Road Trip from Seattle to the Grand Canyon
The Grand Canyon is one of the world's most magnificent places; it stands as an unparalleled testament to the sheer power and beauty of nature that cannot be found in the Northwest. Whether you love outdoor activities or you simply want to feast your eyes on something unforgettable, the effort it takes to travel to the Grand Canyon is more than worth it. Why not drive there? Here are a few itineraries that might serve as inspiration for your upcoming road trip.
Drive Time from Seattle to the Grand Canyon: approximately 20 hours
Distance from Seattle to the Grand Canyon: approximately 1,325 miles
Because the drive to the Grand Canyon takes about two days, your goal on the first day is to make it to Twin Falls, Idaho, which is a rough halfway point between Seattle and your destination. In Seattle, hop on I-90, and enjoy a scenic drive over the Cascade Mountains. Eventually, you'll change highways and veer south and east across Washington, where you'll be delighted by rugged landscapes and sights of some of the state's famous apple orchards. Your path will take you into southern Idaho.

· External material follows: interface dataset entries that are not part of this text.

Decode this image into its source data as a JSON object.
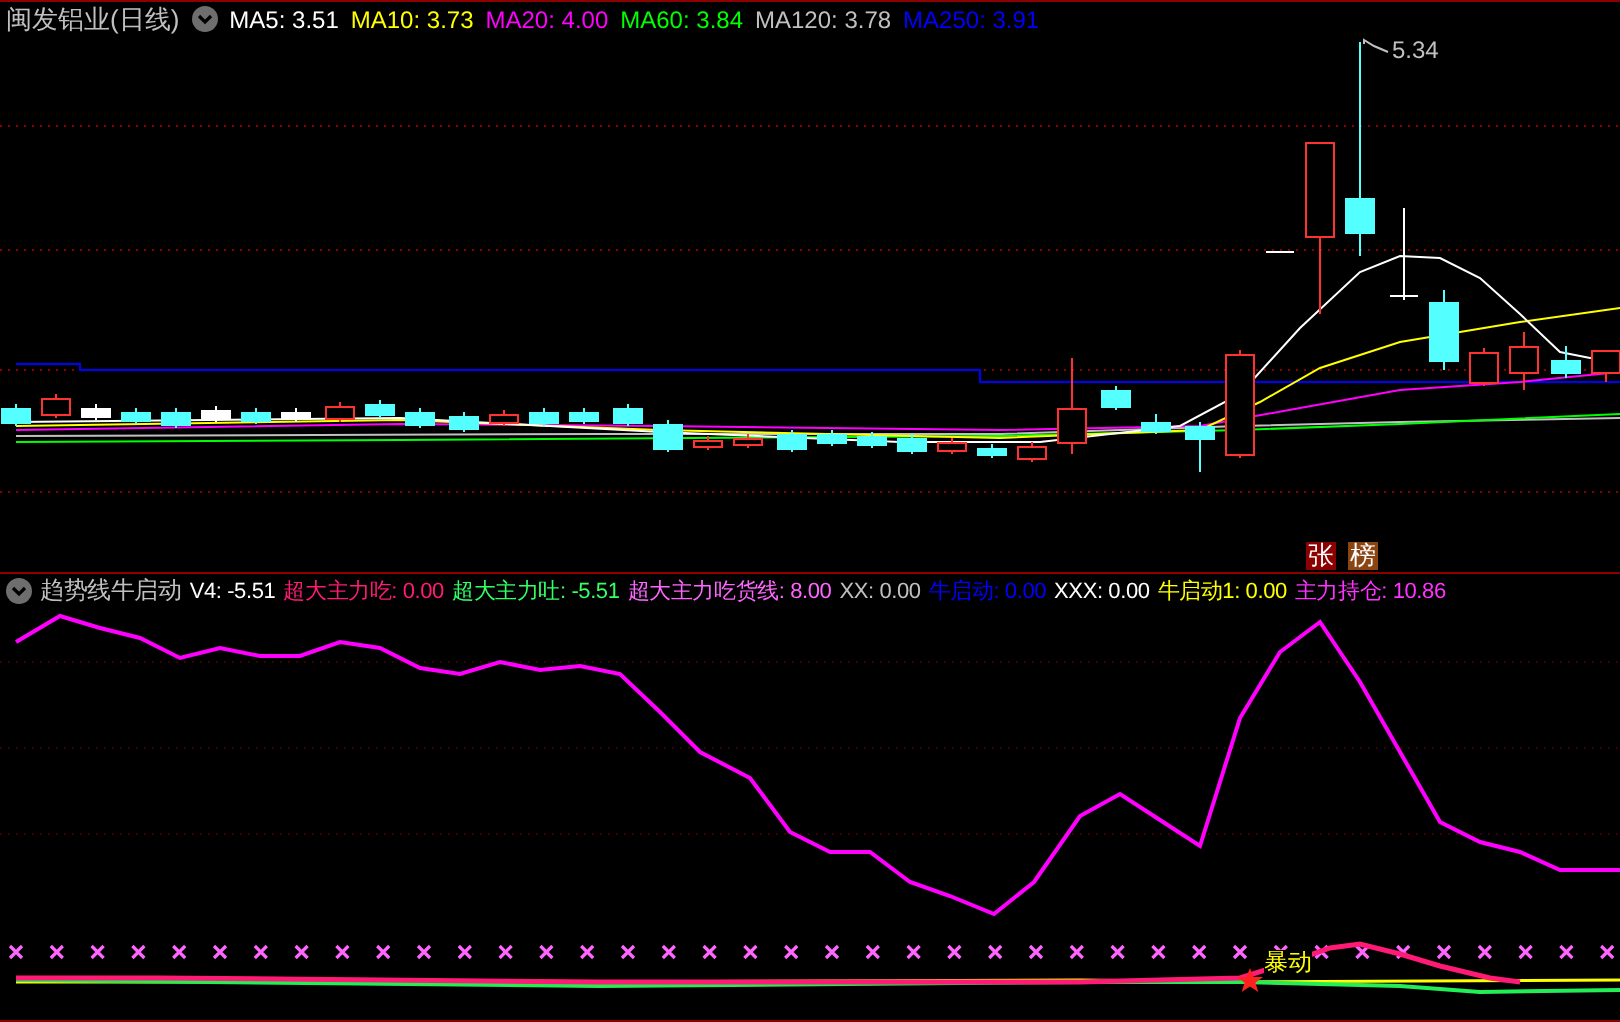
{
  "title": "闽发铝业(日线)",
  "ma_legend": [
    {
      "label": "MA5: 3.51",
      "color": "#ffffff"
    },
    {
      "label": "MA10: 3.73",
      "color": "#ffff00"
    },
    {
      "label": "MA20: 4.00",
      "color": "#ff00ff"
    },
    {
      "label": "MA60: 3.84",
      "color": "#00ff00"
    },
    {
      "label": "MA120: 3.78",
      "color": "#c0c0c0"
    },
    {
      "label": "MA250: 3.91",
      "color": "#0000ff"
    }
  ],
  "price_chart": {
    "high_label": "5.34",
    "badges": [
      {
        "text": "张",
        "color": "#8b0000"
      },
      {
        "text": "榜",
        "color": "#8b4513"
      }
    ]
  },
  "indicator": {
    "title": "趋势线牛启动",
    "legend": [
      {
        "label": "V4: -5.51",
        "color": "#ffffff"
      },
      {
        "label": "超大主力吃: 0.00",
        "color": "#ff1a75"
      },
      {
        "label": "超大主力吐: -5.51",
        "color": "#33ff66"
      },
      {
        "label": "超大主力吃货线: 8.00",
        "color": "#ff66ff"
      },
      {
        "label": "XX: 0.00",
        "color": "#c0c0c0"
      },
      {
        "label": "牛启动: 0.00",
        "color": "#0000ff"
      },
      {
        "label": "XXX: 0.00",
        "color": "#ffffff"
      },
      {
        "label": "牛启动1: 0.00",
        "color": "#ffff00"
      },
      {
        "label": "主力持仓: 10.86",
        "color": "#ff33ff"
      }
    ],
    "signal_text": "暴动"
  }
}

If you have more time, take I-5 South from Seattle, and merge onto I-84 before you get into Idaho. Overall, this route takes about an hour longer, but it will take you through the gorgeous Columbia River Gorge National Scenic Area.
2. Twin Falls, Idaho
You'll drive from Twin Falls to your destination at the Grand Canyon. Because you're likely to arrive at the Grand Canyon well after dark no matter how fast you drive, take things at a leisurely pace. Utah is one of the most scenic states in the country. If you have the time, you might want to take an extra day exploring one of Utah's national parks, such as Zion National Park. When you get to the Grand Canyon at night, drive to one of the lookout points along the South Rim and enjoy the sight of a star-filled sky.
3. Grand Canyon
This is your time to explore the Grand Canyon. Get acquainted with the area by driving along the South Rim. Pull off at all the lookouts along the way, take some selfies, practice your fine photography skills, and do some walking.
Then, take your pick of the other activities at the Grand Canyon. You can go for a hike; they range from moderate difficulty to those that are only for seasoned experts. For a unique perspective of the canyon, take a mule ride or a helicopter ride. You could even go river rafting. There are tons of great places to eat in the area, too. Try Plaza Bonita in nearby Tusayan for a Mexican meal you're not likely to forget.